'''

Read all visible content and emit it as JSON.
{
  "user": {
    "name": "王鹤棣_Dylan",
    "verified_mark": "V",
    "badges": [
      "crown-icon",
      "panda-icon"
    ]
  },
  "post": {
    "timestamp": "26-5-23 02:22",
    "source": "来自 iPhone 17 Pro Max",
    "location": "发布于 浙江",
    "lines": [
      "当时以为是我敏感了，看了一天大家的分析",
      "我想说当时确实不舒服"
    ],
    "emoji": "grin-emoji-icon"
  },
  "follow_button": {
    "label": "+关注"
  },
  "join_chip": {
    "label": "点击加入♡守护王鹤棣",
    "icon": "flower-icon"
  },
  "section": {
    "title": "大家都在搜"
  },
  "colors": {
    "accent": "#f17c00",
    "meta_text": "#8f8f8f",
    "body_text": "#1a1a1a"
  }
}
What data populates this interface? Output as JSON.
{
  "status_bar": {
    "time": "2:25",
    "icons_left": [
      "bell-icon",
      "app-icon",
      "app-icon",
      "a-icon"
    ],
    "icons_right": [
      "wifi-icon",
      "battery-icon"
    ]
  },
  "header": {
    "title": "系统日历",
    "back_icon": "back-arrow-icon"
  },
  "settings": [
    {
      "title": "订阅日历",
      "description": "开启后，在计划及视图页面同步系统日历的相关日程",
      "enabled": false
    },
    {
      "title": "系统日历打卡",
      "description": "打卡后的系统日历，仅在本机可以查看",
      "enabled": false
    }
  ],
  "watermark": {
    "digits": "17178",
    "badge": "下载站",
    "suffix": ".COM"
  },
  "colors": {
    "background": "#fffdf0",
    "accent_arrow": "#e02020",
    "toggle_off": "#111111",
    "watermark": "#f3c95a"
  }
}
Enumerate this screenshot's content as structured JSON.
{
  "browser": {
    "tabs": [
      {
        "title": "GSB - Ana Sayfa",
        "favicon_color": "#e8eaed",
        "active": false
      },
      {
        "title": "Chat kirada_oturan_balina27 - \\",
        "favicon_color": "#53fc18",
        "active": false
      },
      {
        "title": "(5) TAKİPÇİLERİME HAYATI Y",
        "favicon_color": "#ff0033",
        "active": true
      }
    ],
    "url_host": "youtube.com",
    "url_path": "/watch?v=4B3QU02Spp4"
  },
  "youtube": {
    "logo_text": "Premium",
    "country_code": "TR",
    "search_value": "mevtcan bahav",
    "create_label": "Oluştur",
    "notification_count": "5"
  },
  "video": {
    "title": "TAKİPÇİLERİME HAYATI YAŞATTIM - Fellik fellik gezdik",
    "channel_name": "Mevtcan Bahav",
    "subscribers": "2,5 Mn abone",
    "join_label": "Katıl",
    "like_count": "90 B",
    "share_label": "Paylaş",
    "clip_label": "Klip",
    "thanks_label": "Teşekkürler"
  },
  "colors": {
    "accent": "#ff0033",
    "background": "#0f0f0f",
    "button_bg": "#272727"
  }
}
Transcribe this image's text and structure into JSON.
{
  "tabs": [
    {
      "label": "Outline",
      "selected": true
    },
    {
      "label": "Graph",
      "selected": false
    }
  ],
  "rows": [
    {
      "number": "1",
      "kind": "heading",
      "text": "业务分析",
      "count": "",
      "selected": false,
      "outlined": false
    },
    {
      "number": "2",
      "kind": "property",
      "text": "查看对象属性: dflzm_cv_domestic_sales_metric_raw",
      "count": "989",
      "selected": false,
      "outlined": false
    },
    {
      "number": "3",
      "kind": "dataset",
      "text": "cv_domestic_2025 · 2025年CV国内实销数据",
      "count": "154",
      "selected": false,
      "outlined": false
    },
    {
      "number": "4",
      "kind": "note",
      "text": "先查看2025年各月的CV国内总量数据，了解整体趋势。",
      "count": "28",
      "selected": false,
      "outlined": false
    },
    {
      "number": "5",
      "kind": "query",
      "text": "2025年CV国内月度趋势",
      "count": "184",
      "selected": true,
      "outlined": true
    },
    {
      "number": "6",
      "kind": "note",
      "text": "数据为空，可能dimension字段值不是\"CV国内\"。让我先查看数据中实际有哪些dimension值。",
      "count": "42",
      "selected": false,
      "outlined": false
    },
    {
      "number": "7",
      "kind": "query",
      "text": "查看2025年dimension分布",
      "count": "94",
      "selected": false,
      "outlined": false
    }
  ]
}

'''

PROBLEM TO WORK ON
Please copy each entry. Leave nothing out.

RESULT FOR THIS TASK
Read all visible content and emit it as JSON.
{
  "user": {
    "name": "王鹤棣_Dylan",
    "verified_mark": "V",
    "badges": [
      "crown-icon",
      "panda-icon"
    ]
  },
  "post": {
    "timestamp": "26-5-23 02:22",
    "source": "来自 iPhone 17 Pro Max",
    "location": "发布于 浙江",
    "lines": [
      "当时以为是我敏感了，看了一天大家的分析",
      "我想说当时确实不舒服"
    ],
    "emoji": "grin-emoji-icon"
  },
  "follow_button": {
    "label": "+关注"
  },
  "join_chip": {
    "label": "点击加入♡守护王鹤棣",
    "icon": "flower-icon"
  },
  "section": {
    "title": "大家都在搜"
  },
  "colors": {
    "accent": "#f17c00",
    "meta_text": "#8f8f8f",
    "body_text": "#1a1a1a"
  }
}
What data populates this interface? Output as JSON.
{
  "status_bar": {
    "time": "2:25",
    "icons_left": [
      "bell-icon",
      "app-icon",
      "app-icon",
      "a-icon"
    ],
    "icons_right": [
      "wifi-icon",
      "battery-icon"
    ]
  },
  "header": {
    "title": "系统日历",
    "back_icon": "back-arrow-icon"
  },
  "settings": [
    {
      "title": "订阅日历",
      "description": "开启后，在计划及视图页面同步系统日历的相关日程",
      "enabled": false
    },
    {
      "title": "系统日历打卡",
      "description": "打卡后的系统日历，仅在本机可以查看",
      "enabled": false
    }
  ],
  "watermark": {
    "digits": "17178",
    "badge": "下载站",
    "suffix": ".COM"
  },
  "colors": {
    "background": "#fffdf0",
    "accent_arrow": "#e02020",
    "toggle_off": "#111111",
    "watermark": "#f3c95a"
  }
}
Enumerate this screenshot's content as structured JSON.
{
  "browser": {
    "tabs": [
      {
        "title": "GSB - Ana Sayfa",
        "favicon_color": "#e8eaed",
        "active": false
      },
      {
        "title": "Chat kirada_oturan_balina27 - \\",
        "favicon_color": "#53fc18",
        "active": false
      },
      {
        "title": "(5) TAKİPÇİLERİME HAYATI Y",
        "favicon_color": "#ff0033",
        "active": true
      }
    ],
    "url_host": "youtube.com",
    "url_path": "/watch?v=4B3QU02Spp4"
  },
  "youtube": {
    "logo_text": "Premium",
    "country_code": "TR",
    "search_value": "mevtcan bahav",
    "create_label": "Oluştur",
    "notification_count": "5"
  },
  "video": {
    "title": "TAKİPÇİLERİME HAYATI YAŞATTIM - Fellik fellik gezdik",
    "channel_name": "Mevtcan Bahav",
    "subscribers": "2,5 Mn abone",
    "join_label": "Katıl",
    "like_count": "90 B",
    "share_label": "Paylaş",
    "clip_label": "Klip",
    "thanks_label": "Teşekkürler"
  },
  "colors": {
    "accent": "#ff0033",
    "background": "#0f0f0f",
    "button_bg": "#272727"
  }
}
Transcribe this image's text and structure into JSON.
{
  "tabs": [
    {
      "label": "Outline",
      "selected": true
    },
    {
      "label": "Graph",
      "selected": false
    }
  ],
  "rows": [
    {
      "number": "1",
      "kind": "heading",
      "text": "业务分析",
      "count": "",
      "selected": false,
      "outlined": false
    },
    {
      "number": "2",
      "kind": "property",
      "text": "查看对象属性: dflzm_cv_domestic_sales_metric_raw",
      "count": "989",
      "selected": false,
      "outlined": false
    },
    {
      "number": "3",
      "kind": "dataset",
      "text": "cv_domestic_2025 · 2025年CV国内实销数据",
      "count": "154",
      "selected": false,
      "outlined": false
    },
    {
      "number": "4",
      "kind": "note",
      "text": "先查看2025年各月的CV国内总量数据，了解整体趋势。",
      "count": "28",
      "selected": false,
      "outlined": false
    },
    {
      "number": "5",
      "kind": "query",
      "text": "2025年CV国内月度趋势",
      "count": "184",
      "selected": true,
      "outlined": true
    },
    {
      "number": "6",
      "kind": "note",
      "text": "数据为空，可能dimension字段值不是\"CV国内\"。让我先查看数据中实际有哪些dimension值。",
      "count": "42",
      "selected": false,
      "outlined": false
    },
    {
      "number": "7",
      "kind": "query",
      "text": "查看2025年dimension分布",
      "count": "94",
      "selected": false,
      "outlined": false
    }
  ]
}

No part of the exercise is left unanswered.